Work task – Go through the records below and copy out every line holding "cidade".

Segment Open

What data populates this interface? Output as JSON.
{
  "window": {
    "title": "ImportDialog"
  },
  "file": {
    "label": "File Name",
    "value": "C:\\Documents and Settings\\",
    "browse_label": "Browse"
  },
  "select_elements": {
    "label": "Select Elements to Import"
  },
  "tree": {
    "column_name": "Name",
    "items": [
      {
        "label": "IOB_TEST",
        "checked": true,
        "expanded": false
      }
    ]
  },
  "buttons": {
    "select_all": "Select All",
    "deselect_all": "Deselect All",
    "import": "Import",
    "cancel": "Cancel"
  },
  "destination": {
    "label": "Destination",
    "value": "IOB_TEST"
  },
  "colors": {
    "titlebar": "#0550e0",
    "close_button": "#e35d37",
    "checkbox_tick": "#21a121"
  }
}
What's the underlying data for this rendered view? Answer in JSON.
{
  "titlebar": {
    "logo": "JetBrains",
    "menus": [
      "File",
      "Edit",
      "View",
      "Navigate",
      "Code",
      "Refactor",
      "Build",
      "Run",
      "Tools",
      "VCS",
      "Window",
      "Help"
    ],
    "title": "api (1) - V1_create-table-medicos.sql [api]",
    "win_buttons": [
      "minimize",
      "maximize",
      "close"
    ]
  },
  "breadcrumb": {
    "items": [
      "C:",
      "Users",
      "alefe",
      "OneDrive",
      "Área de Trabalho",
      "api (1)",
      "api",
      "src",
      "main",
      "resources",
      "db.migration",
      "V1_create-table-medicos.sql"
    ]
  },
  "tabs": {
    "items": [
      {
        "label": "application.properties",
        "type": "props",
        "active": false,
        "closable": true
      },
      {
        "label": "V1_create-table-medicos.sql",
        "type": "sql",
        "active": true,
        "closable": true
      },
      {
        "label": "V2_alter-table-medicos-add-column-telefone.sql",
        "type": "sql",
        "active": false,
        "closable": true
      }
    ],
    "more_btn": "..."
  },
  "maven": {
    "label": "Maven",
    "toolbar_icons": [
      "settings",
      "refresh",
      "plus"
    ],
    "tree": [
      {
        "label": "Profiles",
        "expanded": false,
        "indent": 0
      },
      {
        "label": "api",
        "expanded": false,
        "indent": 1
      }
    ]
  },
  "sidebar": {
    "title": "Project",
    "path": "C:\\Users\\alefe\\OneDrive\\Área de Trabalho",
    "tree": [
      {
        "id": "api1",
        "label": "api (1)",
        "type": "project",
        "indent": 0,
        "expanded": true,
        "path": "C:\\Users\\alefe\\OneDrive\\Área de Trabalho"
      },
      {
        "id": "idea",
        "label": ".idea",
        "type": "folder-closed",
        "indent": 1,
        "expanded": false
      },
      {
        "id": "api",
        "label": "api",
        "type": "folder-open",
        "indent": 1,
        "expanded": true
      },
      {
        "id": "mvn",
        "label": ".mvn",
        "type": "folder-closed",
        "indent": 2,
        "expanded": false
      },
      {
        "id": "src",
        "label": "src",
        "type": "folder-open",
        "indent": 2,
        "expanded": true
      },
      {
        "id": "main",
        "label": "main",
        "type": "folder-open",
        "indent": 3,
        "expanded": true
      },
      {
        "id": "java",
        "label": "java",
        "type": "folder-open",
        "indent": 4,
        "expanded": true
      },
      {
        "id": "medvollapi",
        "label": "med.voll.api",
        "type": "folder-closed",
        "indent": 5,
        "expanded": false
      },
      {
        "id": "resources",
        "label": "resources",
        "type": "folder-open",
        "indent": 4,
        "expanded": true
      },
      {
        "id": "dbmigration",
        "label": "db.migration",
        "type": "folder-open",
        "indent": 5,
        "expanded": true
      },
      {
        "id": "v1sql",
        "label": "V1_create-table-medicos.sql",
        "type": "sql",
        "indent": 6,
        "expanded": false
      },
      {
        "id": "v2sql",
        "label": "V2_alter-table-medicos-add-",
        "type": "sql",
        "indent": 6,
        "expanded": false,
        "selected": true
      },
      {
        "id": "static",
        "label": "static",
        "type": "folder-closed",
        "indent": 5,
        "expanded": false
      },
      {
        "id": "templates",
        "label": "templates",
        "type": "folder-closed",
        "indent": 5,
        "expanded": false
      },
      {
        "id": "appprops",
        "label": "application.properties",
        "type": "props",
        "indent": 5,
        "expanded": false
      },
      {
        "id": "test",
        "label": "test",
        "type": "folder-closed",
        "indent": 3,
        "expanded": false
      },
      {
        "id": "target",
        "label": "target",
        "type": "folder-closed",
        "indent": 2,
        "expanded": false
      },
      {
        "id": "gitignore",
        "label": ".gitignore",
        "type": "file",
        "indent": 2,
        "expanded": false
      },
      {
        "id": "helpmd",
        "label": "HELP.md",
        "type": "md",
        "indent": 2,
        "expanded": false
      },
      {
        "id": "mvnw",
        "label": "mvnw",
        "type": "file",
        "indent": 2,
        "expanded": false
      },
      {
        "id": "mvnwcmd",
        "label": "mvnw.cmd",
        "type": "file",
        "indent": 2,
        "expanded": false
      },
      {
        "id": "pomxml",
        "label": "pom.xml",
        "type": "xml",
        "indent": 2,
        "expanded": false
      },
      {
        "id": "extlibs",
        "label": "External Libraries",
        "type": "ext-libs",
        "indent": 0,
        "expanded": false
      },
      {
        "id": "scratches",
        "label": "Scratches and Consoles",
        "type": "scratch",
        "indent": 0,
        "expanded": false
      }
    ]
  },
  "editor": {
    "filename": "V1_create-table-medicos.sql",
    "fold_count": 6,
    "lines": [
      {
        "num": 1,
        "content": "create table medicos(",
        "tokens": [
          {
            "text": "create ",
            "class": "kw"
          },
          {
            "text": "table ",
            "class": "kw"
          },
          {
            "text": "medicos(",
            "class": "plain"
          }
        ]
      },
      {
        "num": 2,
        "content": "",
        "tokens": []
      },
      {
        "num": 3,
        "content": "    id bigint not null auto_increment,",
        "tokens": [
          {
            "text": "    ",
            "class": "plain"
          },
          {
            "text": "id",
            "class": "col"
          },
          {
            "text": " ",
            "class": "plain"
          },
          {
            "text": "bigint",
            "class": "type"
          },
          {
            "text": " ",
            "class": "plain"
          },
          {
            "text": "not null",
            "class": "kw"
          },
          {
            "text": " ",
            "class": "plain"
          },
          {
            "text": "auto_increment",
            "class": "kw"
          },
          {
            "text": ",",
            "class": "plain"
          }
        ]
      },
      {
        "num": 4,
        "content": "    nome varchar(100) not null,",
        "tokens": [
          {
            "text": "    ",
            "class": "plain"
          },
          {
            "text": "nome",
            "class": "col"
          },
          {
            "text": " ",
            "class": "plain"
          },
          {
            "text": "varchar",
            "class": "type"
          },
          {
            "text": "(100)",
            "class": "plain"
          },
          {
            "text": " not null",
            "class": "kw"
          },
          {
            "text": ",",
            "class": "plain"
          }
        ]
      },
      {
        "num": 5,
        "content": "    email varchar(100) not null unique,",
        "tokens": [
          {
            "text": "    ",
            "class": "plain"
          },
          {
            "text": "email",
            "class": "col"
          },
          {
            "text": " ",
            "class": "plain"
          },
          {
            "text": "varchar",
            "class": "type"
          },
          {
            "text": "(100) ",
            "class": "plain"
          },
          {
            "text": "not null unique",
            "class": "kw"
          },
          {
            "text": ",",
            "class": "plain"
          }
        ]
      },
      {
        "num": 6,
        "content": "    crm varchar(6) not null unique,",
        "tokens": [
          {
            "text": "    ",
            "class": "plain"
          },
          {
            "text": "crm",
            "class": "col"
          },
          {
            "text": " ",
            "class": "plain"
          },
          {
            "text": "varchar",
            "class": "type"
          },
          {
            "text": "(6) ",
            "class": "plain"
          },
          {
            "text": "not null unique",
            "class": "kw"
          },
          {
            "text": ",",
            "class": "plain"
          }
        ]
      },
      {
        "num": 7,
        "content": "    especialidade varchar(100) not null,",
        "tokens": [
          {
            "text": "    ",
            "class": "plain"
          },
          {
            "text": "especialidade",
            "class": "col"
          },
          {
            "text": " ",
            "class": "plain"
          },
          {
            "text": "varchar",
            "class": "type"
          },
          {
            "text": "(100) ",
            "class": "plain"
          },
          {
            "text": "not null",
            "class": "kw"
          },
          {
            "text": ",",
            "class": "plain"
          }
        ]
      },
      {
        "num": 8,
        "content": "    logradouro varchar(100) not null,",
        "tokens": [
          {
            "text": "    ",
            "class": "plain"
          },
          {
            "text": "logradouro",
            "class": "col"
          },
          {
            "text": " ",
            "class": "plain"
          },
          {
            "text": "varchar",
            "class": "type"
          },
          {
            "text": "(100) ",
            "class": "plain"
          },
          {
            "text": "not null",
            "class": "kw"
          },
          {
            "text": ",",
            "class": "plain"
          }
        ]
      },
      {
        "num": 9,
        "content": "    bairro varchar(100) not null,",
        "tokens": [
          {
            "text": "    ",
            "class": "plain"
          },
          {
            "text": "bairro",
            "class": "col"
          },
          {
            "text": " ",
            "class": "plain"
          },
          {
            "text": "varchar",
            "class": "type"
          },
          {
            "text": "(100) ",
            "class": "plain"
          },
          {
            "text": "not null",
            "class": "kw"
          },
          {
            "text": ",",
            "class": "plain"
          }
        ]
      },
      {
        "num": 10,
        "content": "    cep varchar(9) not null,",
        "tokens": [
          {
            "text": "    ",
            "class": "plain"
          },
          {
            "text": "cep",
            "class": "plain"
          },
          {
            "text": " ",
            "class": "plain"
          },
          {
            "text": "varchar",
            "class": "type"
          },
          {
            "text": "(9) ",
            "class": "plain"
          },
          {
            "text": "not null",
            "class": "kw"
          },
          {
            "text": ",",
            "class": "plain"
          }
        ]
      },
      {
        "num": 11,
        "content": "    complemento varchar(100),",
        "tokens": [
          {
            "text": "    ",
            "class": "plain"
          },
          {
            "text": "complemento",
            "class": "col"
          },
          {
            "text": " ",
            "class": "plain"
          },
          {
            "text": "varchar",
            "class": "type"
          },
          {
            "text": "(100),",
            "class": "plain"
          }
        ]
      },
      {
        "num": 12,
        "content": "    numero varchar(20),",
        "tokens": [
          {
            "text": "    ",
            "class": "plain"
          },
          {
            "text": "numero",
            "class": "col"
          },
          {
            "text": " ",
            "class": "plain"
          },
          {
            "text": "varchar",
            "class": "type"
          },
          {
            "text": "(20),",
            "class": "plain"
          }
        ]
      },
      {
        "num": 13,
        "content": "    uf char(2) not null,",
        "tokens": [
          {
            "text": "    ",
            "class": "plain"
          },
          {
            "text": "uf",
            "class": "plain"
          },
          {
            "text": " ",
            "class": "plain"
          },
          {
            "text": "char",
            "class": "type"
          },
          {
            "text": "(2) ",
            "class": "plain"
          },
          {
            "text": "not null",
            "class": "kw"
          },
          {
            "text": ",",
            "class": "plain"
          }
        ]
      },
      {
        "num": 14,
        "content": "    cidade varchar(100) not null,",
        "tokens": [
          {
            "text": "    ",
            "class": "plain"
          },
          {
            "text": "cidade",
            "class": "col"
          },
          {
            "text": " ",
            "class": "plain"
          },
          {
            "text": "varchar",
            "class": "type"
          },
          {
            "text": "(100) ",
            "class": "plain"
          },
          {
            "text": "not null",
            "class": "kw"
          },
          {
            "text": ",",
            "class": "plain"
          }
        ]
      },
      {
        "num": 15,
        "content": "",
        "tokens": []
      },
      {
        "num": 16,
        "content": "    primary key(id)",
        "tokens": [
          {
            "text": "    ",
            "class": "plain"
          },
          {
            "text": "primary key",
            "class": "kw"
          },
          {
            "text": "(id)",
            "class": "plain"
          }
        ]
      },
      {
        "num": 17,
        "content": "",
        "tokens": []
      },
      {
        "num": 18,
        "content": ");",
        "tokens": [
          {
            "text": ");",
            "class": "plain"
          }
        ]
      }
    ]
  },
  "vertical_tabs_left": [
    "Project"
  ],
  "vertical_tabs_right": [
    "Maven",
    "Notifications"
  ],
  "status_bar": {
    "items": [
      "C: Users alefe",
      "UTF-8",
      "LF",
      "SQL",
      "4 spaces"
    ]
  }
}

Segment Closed

Worked solution –
        "content": "    cidade varchar(100) not null,",
            "text": "cidade",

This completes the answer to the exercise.